Hacked Light Bulbs Can Reveal Your Wi-Fi Password
- By Ginger Hill
- Jul 16, 2014
It’s all the new craze: the connected or smart home, where at the touch of a button on your smartphone you can dim your living room lights, close the garage door, let the housekeeper into your home because she forgot her key and turn off the water should there be a leak, all while keeping a live, virtual eye on your property. But, with sophisticated technology comes risk if you aren’t vigilant in applying the latest security updates to your smart home. In fact, the latest risk involves LED light bulbs that can be hacked to change the lighting and reveal the homeowner’s Wi-Fi Internet password.
Researchers at Context Information Security were intrigued by LIFX light bulb systems because these LED bulbs use new wireless network protocols, operating on the 802.15.4 6 LoWPAN wireless mesh network, built upon the same base standard used by Zigbee. For the homeowner, they work just like regular light bulbs, simply screw them in; but, with LIFX, the homeowner can also control them from a downloadable smartphone app.
Context Information Security found that “LIFX’ mesh network protocol was largely unencrypted, which allowed them to easily crop messages to control the light bulbs and replay arbitrary packet payloads.” By monitoring these packets, researchers found that when new light bulbs are added, messages are transmitted from the master bulb containing Wi-Fi details. All a hacker has to do is request these details from the master bulb because no alarms were raised within the system.
Ultimately, researchers were able to identify what encryption code there was and inject packets into the network.
LIFX has since released a firmware update in to fix the problem, but non-updated users remain unprotected.

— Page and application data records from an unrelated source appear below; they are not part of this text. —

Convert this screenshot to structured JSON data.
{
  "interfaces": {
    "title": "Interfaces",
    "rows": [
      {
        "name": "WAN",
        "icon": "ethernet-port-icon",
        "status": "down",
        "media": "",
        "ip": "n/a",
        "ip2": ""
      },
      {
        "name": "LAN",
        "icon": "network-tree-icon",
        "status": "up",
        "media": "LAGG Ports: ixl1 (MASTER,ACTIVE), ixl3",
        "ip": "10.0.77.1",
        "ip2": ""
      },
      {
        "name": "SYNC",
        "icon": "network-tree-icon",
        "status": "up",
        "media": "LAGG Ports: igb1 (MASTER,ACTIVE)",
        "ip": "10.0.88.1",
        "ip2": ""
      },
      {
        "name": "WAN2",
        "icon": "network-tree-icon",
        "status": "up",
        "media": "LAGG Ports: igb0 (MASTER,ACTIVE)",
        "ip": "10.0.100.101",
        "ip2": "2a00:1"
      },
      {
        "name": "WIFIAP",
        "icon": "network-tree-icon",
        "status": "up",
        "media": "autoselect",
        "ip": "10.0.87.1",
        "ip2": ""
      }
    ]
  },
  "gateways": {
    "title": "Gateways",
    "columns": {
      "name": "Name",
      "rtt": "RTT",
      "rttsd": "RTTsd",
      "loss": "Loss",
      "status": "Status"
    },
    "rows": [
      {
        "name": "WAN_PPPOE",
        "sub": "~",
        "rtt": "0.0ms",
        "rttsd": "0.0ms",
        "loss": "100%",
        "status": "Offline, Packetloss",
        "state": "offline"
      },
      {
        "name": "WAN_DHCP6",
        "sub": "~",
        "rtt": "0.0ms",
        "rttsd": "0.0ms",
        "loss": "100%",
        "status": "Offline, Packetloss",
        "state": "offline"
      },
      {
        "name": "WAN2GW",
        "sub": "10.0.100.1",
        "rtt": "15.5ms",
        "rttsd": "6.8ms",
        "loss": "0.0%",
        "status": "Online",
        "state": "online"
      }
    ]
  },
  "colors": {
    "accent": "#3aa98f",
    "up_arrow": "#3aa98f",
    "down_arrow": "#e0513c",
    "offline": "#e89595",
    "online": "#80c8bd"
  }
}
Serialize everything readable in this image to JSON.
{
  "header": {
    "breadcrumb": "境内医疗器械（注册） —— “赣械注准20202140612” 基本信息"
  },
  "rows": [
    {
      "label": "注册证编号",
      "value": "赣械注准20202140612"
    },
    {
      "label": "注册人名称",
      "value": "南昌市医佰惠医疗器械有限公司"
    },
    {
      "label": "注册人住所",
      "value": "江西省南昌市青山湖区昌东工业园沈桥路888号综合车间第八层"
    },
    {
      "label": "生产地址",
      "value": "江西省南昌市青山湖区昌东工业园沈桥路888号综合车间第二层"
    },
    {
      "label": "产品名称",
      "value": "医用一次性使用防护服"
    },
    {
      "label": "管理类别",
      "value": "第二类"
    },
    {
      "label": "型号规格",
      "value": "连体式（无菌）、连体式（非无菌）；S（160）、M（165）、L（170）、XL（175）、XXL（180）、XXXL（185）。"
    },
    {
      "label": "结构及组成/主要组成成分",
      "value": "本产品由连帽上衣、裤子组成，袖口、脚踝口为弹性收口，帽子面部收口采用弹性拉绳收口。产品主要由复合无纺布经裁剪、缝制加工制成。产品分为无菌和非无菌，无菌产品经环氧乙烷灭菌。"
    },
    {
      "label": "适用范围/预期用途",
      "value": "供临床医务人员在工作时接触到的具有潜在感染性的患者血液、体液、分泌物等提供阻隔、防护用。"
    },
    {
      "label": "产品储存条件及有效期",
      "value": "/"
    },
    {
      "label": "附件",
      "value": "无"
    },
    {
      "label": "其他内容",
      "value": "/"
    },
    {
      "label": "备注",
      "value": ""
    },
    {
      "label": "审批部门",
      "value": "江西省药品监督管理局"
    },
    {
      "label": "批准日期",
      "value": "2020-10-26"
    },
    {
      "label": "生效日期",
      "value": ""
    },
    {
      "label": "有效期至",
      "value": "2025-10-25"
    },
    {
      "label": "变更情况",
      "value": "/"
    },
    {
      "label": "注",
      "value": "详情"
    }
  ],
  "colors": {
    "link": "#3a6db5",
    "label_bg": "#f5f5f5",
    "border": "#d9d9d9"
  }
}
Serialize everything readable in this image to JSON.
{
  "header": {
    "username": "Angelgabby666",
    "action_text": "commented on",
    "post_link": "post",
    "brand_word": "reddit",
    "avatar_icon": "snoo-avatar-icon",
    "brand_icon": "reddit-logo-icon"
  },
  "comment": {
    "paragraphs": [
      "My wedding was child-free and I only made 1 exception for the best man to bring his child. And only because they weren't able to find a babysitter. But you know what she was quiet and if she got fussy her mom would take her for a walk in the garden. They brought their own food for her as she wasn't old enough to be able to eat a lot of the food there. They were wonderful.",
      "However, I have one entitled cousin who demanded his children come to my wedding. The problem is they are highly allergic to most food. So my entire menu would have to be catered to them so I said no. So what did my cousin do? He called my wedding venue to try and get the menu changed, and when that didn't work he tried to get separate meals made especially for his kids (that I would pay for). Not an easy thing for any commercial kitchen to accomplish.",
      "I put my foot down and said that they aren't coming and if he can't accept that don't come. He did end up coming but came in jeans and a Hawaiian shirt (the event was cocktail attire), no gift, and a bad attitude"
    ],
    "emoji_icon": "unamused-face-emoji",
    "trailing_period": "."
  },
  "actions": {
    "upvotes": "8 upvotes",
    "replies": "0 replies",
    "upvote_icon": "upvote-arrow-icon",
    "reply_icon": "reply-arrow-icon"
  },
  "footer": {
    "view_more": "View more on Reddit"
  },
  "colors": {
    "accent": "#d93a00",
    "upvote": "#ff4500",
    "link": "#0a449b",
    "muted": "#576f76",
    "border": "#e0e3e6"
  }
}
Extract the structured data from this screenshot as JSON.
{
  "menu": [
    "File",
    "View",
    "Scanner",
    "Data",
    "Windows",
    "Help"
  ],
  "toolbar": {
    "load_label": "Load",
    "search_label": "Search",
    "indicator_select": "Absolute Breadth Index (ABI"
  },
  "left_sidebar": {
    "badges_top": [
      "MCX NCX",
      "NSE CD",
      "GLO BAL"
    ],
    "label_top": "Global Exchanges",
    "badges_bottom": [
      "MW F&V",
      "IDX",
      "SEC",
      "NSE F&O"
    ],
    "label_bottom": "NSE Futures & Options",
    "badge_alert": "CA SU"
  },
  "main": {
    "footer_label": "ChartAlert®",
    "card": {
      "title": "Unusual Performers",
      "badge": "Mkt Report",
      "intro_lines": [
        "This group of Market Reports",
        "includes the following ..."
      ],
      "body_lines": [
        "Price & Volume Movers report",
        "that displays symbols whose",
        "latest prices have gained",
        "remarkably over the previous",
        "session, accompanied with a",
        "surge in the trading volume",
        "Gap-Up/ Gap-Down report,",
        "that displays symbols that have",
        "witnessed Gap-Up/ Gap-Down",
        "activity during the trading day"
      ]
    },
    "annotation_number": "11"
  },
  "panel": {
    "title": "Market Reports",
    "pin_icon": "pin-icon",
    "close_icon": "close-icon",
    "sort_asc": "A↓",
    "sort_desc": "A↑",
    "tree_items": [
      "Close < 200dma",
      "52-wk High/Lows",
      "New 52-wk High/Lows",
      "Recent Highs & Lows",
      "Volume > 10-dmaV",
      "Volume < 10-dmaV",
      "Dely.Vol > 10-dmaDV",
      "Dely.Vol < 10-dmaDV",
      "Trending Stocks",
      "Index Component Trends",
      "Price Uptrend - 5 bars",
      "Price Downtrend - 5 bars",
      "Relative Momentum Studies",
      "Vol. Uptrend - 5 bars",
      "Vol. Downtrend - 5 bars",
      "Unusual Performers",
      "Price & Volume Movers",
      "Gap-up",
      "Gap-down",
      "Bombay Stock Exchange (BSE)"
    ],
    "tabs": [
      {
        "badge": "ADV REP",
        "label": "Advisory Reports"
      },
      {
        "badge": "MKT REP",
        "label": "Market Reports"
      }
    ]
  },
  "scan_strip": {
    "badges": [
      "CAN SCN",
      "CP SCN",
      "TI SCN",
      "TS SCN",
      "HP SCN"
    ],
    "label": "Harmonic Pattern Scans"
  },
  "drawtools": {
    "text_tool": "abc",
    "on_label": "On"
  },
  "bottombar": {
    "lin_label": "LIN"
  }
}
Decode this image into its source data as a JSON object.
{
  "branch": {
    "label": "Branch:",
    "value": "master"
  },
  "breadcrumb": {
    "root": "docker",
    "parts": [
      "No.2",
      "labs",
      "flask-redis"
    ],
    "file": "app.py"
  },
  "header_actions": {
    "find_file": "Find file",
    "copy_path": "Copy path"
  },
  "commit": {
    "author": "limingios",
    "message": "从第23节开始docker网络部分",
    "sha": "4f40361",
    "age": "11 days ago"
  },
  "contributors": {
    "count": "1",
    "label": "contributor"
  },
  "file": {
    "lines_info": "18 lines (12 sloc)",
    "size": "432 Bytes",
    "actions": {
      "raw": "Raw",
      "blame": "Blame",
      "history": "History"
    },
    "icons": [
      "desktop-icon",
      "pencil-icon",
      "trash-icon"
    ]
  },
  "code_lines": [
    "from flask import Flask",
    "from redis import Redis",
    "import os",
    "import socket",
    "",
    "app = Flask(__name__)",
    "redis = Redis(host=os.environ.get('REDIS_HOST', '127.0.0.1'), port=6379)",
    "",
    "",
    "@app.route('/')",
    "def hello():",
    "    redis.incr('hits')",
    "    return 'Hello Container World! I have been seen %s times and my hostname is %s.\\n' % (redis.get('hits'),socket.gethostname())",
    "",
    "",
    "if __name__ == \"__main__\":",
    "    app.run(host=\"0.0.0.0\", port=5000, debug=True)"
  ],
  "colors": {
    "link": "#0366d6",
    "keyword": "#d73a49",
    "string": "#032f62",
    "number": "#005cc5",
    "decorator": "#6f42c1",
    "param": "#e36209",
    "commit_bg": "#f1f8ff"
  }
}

Even though a hacker would have to be within less than 25 yards to make a hack successful, this demonstrates that the need for cyber security is expanding into our homes.
About the Author
Ginger Hill is Group Social Media Manager.